Sunday, August 23, 2009


Well, it had to happen. With the Socialist Party in disintegration and Martine Aubry apparently unable to keep her mavericks in line, despite several overt cracks of the whip this summer, others were bound to see an opportunity. Vincent Peillon, whose courant is called "Espoir à gauche," may indeed see hope on the left, or he may merely sense opportunity, whether for himself or for Ségolène Royal, whom he supported in the leadership struggle, remains to be seen. In any case, he managed to pull together various elements of the Left Nebula, including the Greens, the ex-PCF leader Robert Hue, MoDem's Marielle de Sarnez (did I say Left Nebula?--Sarnez may be more nebulous than left), etc. And so here we are, in Marseille, trying to put together a sort of Programme Commun bis, and things have reached such a point of desperation that it may even work.

François Rebsamen sees a "historic moment" for the country. Cohn-Bendit, as is his habit, was a bit more down-to-earth: there has as yet been no meeting of the minds, much less unity, so a Programme Commun is still a bit far off. But what this meeting has done is to arm the anti-Aubry forces going into the PS Université d'Été later this month. Aubry doesn't want an open primary, but it's going to be hard to counter the momentum generated by Peillon's rassemblement and Delanoë's capitulation. Montebourg and Hamon are also calling for primaries. And in an open primary of the left, Royal will very likely do better than Aubry or Hollande. What Ségo has to fear, however, is DSK, who has just outpolled everyone to become the favorite presidential hopeful of the French. Another year at the IMF could allow DSK to return home in quasi-triumph, having done his bit to counter the economic crisis and now responding to the summons of the left-wing electorate. Having made Caesar general, Sarko may now have to fear the putsch.

ADDENDUM: The PCF is not happy about this latest development. Neither is the NPA. Polling indicates that most respondents favor a PS-Green alliance but not a PS-MoDem alliance. And here is a decidedly jaundiced view from Gérard Courtois.


kirkmc said...

Two points. First, from what they showed on the news (admittedly just sound bites, but that's what most people hear), this "courant" is mostly interested in finding a candidate for 2012, rather than making constructive suggestions for 2009, 2010 or 2011. This is what the socialists have been doing since Sarkozy was elected: they've been obsessed about the next election, rather than being a political force with any ideas at all.

Second, does _anyone_ seriously think that Strauss-Kahn, after a couple of years in international government, with the salary and perks that come with it, really wants to come back and run for president? My guess is that he's more than happy where he is, and when his term is up, the old boys' club will give him another high-paying job as thanks for having kept capitalism alive during this crisis. He's no socialist any more.

Unknown said...

On your second point, yes, the intensity of DSK's ambition has always been a question, and it may be that his sybaritic appetites will overwhelm any lingering desire to become the head of state. But don't underestimate the power of ambition. Like you, I'm skeptical, but I don't discount the possibility entirely, especially if there is a powerful draft movement, and there might well be.

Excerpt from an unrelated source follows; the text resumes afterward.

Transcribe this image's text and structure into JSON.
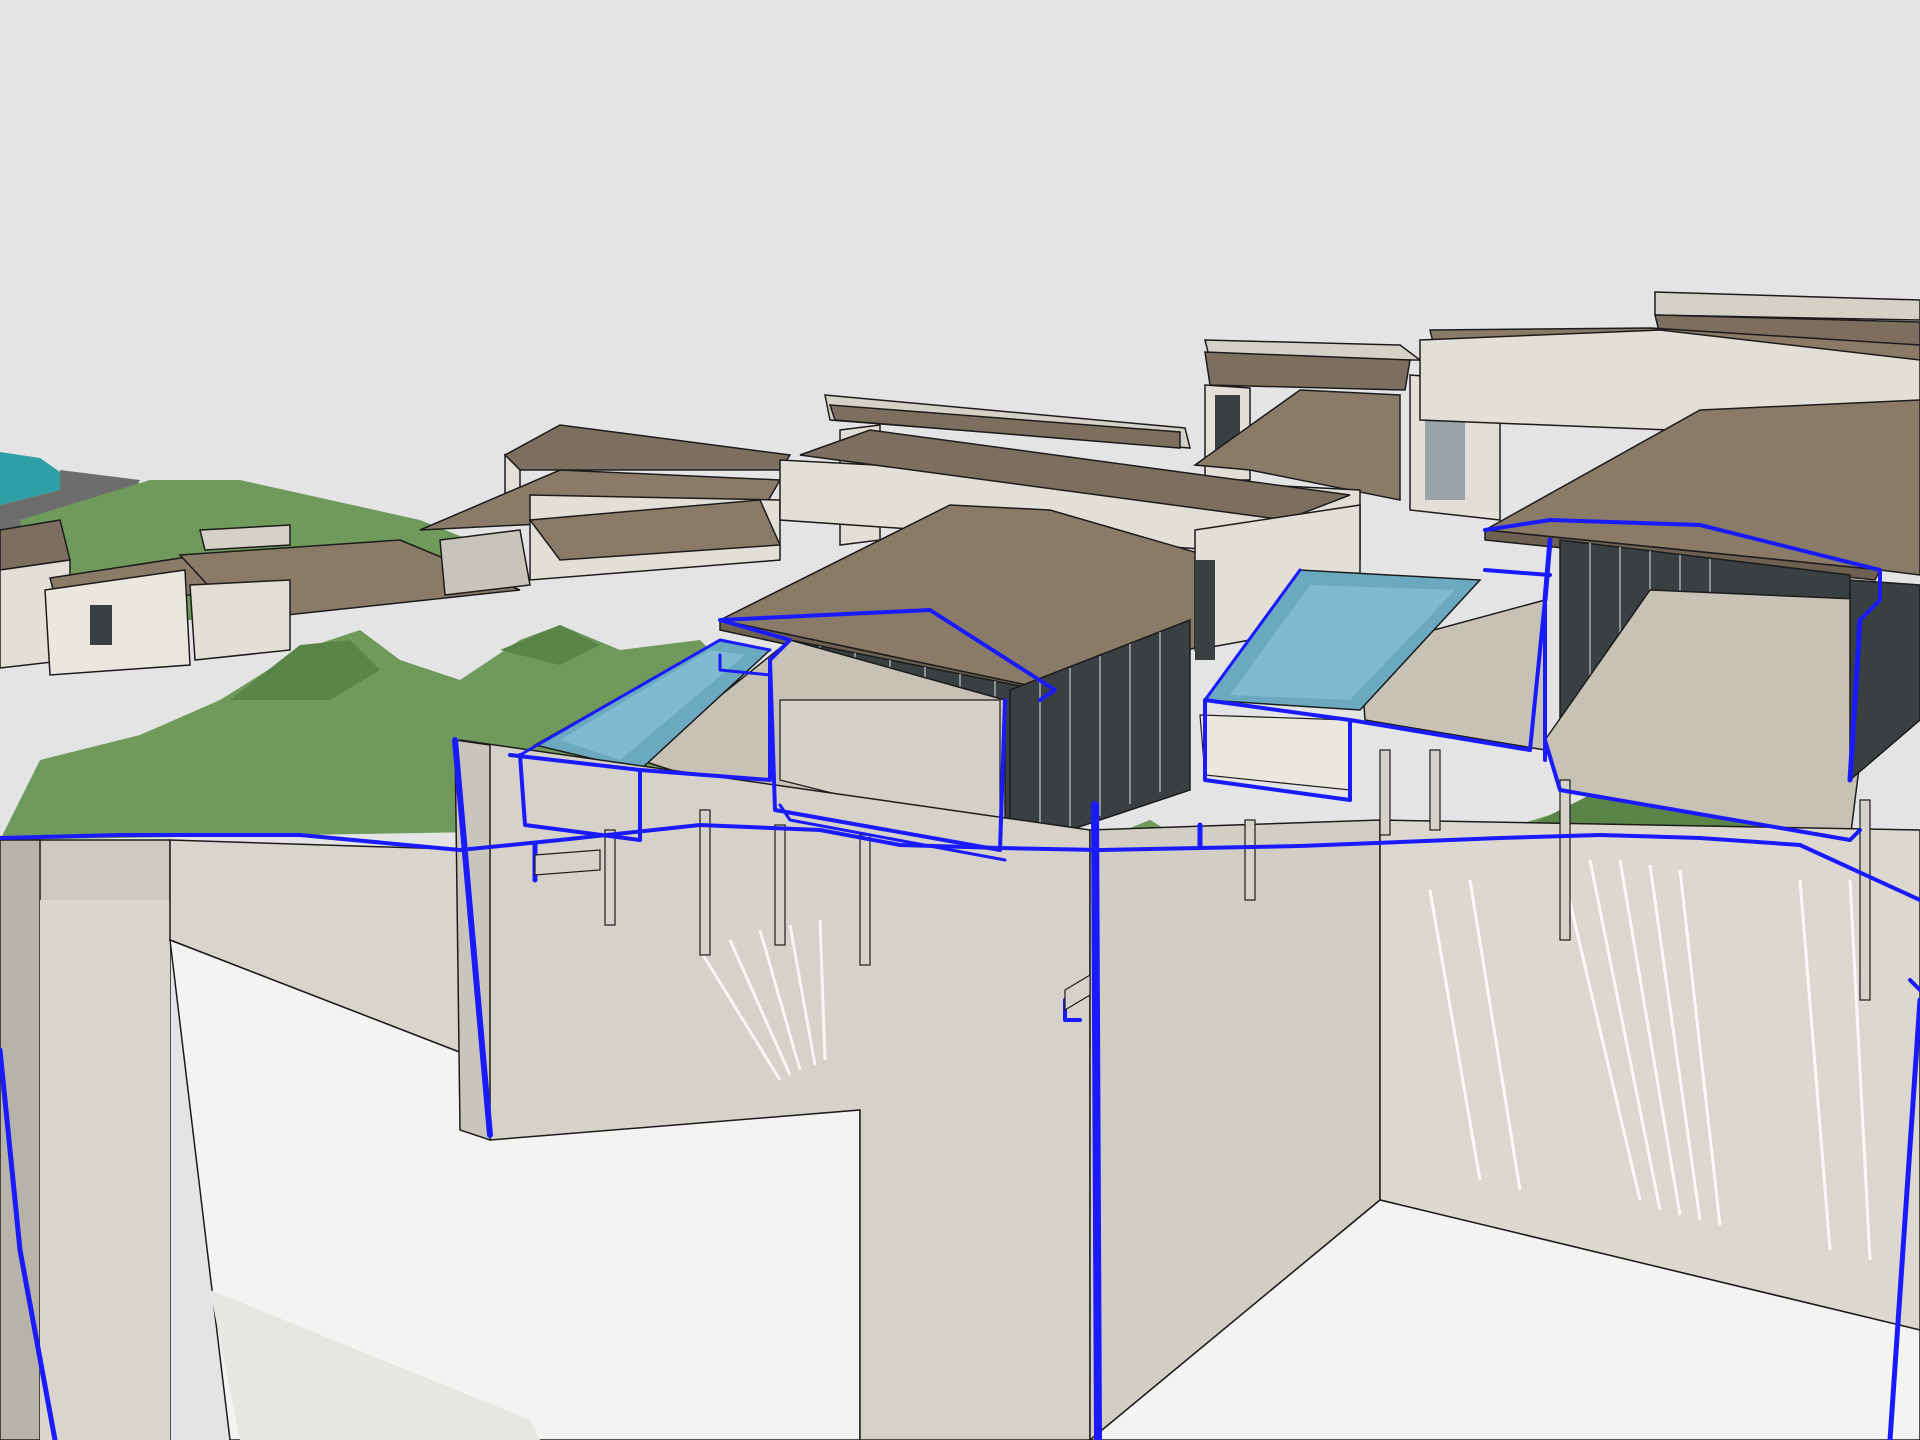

On your first point, yes, the presidential focus continues to afflict the Socialists, but the Greens are now an almost equal partner in any potential coalition, and the presidency is not their focus at all. If there is to be an alliance, the Socialists will have to meet the demands of the Greens by paying more than lip service to the issues that motivate their potential partners. Indeed, this is the main reason why I think there is room for optimism in this latest development. Socialists have been reduced to the point where they find it necessary to understand what people outside the party apparatus want. That is the sine qua non of political success. A minimum, to be sure, and not a guarantee of progress.

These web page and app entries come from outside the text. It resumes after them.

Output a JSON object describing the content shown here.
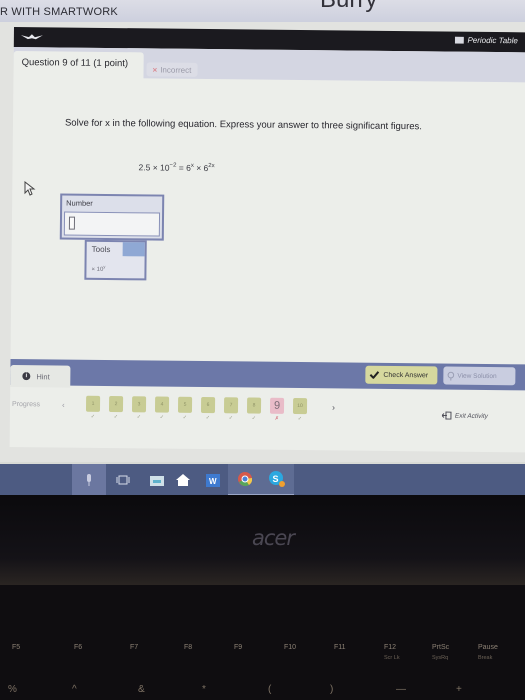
{
  "site": {
    "title": "R WITH SMARTWORK",
    "partial_heading": "Burry"
  },
  "activity": {
    "logo_icon": "smartwork-bird-icon",
    "periodic_table_label": "Periodic Table",
    "question_header": "Question 9 of 11 (1 point)",
    "status": {
      "icon": "x-icon",
      "label": "Incorrect",
      "color": "#d98a92"
    },
    "question_text": "Solve for x in the following equation. Express your answer to three significant figures.",
    "equation": {
      "lhs_coefficient": "2.5",
      "times": "×",
      "base10": "10",
      "exp10": "−2",
      "equals": "=",
      "base_a": "6",
      "exp_a": "x",
      "times2": "×",
      "base_b": "6",
      "exp_b": "2x"
    },
    "answer": {
      "label": "Number",
      "value": "",
      "placeholder": ""
    },
    "tools": {
      "label": "Tools",
      "option_prefix": "× 10",
      "option_exp": "y"
    },
    "hint_label": "Hint",
    "check_answer_label": "Check Answer",
    "view_solution_label": "View Solution",
    "progress": {
      "label": "Progress",
      "current": 9,
      "pages": [
        {
          "label": "1",
          "status": "correct",
          "mark": "✓"
        },
        {
          "label": "2",
          "status": "correct",
          "mark": "✓"
        },
        {
          "label": "3",
          "status": "correct",
          "mark": "✓"
        },
        {
          "label": "4",
          "status": "correct",
          "mark": "✓"
        },
        {
          "label": "5",
          "status": "correct",
          "mark": "✓"
        },
        {
          "label": "6",
          "status": "correct",
          "mark": "✓"
        },
        {
          "label": "7",
          "status": "correct",
          "mark": "✓"
        },
        {
          "label": "8",
          "status": "correct",
          "mark": "✓"
        },
        {
          "label": "9",
          "status": "incorrect",
          "mark": "✗"
        },
        {
          "label": "10",
          "status": "correct",
          "mark": "✓"
        }
      ],
      "prev": "‹",
      "next": "›"
    },
    "exit_label": "Exit Activity",
    "accent_colors": {
      "topbar": "#1b1a1f",
      "footer": "#6c78a8",
      "check_button": "#d6d89e",
      "current_page": "#e9bcc8"
    }
  },
  "taskbar": {
    "items": [
      {
        "name": "microphone-icon"
      },
      {
        "name": "task-view-icon"
      },
      {
        "name": "file-explorer-icon"
      },
      {
        "name": "home-icon"
      },
      {
        "name": "word-icon"
      },
      {
        "name": "chrome-icon"
      },
      {
        "name": "skype-icon"
      }
    ]
  },
  "laptop": {
    "brand": "acer",
    "fkeys": [
      {
        "label": "F5",
        "sub": ""
      },
      {
        "label": "F6",
        "sub": ""
      },
      {
        "label": "F7",
        "sub": ""
      },
      {
        "label": "F8",
        "sub": ""
      },
      {
        "label": "F9",
        "sub": ""
      },
      {
        "label": "F10",
        "sub": ""
      },
      {
        "label": "F11",
        "sub": ""
      },
      {
        "label": "F12",
        "sub": "Scr Lk"
      },
      {
        "label": "PrtSc",
        "sub": "SysRq"
      },
      {
        "label": "Pause",
        "sub": "Break"
      }
    ],
    "symbols": [
      "%",
      "^",
      "&",
      "*",
      "(",
      ")",
      "—",
      "+"
    ]
  }
}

MYOS said...

DSK stated very clearly that he's not interested in a primary. He's only interested in being named, without a contest or a pre-election, THE candidate for the PS. Anything else and he won't come back.
With the Primaries being set on course, either he'll change his tune or he'll stick to his decision. No matter what he won't be in such a strong position.

I don't think Saturday's "Workshops" were about finding a candidate. I listened to De Sarnez'speech as well as CohnBendit's and I did not hear anything about "finding a candidate". Bayrou is still clearly a candidate for 2012. Presence at the "Workshops" did not imply support for the PS or its candidate, either. Rather, I heard people who were trying to acknowledge differences and what they call "convergences". Sure it could be pulpit-posturing but still, it matters that Marielle de Sarnez was there, that she could be applauded by PS members (while the official doctrine is that the Modem is a wolf in sheep's clothing, "de droite", and that one should ignore them because they don't matter since they lose all elections).